START Records provided
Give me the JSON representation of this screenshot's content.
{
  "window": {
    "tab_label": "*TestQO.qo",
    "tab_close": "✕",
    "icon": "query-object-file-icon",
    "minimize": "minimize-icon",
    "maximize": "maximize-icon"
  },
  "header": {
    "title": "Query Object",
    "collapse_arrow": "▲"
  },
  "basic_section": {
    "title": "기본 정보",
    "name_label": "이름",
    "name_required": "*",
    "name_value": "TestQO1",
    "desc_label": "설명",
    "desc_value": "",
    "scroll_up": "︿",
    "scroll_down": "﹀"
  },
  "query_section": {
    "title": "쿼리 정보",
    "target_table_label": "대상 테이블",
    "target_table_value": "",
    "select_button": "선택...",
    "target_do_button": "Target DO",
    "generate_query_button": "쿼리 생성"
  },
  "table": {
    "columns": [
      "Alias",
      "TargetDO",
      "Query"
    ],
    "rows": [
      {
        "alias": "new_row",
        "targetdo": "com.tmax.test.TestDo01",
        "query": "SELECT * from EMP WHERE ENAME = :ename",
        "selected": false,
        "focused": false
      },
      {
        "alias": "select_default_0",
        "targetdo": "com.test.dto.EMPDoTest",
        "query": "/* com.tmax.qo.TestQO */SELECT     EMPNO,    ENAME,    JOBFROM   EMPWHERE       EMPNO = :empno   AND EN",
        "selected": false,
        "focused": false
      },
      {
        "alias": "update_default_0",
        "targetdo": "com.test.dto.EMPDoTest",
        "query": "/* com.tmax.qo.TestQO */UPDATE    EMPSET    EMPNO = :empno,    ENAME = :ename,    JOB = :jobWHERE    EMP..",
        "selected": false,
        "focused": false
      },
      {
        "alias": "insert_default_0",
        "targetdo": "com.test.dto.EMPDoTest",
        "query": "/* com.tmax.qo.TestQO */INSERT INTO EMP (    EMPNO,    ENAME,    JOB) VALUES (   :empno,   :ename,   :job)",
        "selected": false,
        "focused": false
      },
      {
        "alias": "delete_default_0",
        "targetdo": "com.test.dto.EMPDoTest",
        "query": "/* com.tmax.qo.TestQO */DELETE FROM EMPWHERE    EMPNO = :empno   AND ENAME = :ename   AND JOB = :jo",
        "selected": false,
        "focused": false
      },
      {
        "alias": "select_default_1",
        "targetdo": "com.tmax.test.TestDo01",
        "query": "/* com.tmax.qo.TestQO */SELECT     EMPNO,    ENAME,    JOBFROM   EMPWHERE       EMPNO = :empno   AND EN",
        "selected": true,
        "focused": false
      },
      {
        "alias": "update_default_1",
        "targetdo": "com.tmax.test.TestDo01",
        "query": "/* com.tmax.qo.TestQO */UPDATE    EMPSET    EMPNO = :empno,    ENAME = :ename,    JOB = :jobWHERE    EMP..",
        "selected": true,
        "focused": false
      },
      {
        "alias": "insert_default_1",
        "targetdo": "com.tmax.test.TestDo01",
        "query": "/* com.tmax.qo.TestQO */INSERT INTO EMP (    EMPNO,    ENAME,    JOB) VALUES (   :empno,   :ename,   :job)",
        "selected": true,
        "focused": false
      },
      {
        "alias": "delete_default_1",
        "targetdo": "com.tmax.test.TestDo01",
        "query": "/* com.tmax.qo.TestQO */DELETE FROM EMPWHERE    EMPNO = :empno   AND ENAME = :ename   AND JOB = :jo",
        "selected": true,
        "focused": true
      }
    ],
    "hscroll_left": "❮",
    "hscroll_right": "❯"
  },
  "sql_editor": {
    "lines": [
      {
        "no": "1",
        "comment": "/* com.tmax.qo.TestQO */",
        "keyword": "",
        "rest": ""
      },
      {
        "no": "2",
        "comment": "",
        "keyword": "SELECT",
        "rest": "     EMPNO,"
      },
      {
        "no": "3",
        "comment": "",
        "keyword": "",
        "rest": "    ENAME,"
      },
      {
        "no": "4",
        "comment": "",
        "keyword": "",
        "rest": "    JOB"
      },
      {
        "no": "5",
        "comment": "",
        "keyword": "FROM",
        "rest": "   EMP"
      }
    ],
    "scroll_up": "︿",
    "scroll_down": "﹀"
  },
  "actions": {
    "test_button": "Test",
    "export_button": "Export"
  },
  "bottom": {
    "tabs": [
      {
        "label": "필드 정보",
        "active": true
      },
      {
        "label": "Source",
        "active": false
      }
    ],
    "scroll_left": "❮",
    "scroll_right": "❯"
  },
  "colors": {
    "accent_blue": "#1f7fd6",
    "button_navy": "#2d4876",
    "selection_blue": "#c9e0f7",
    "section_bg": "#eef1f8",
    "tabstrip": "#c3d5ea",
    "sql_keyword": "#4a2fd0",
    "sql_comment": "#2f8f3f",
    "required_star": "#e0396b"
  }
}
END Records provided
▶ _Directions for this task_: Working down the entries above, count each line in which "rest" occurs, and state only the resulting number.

▶ _Response below_: 5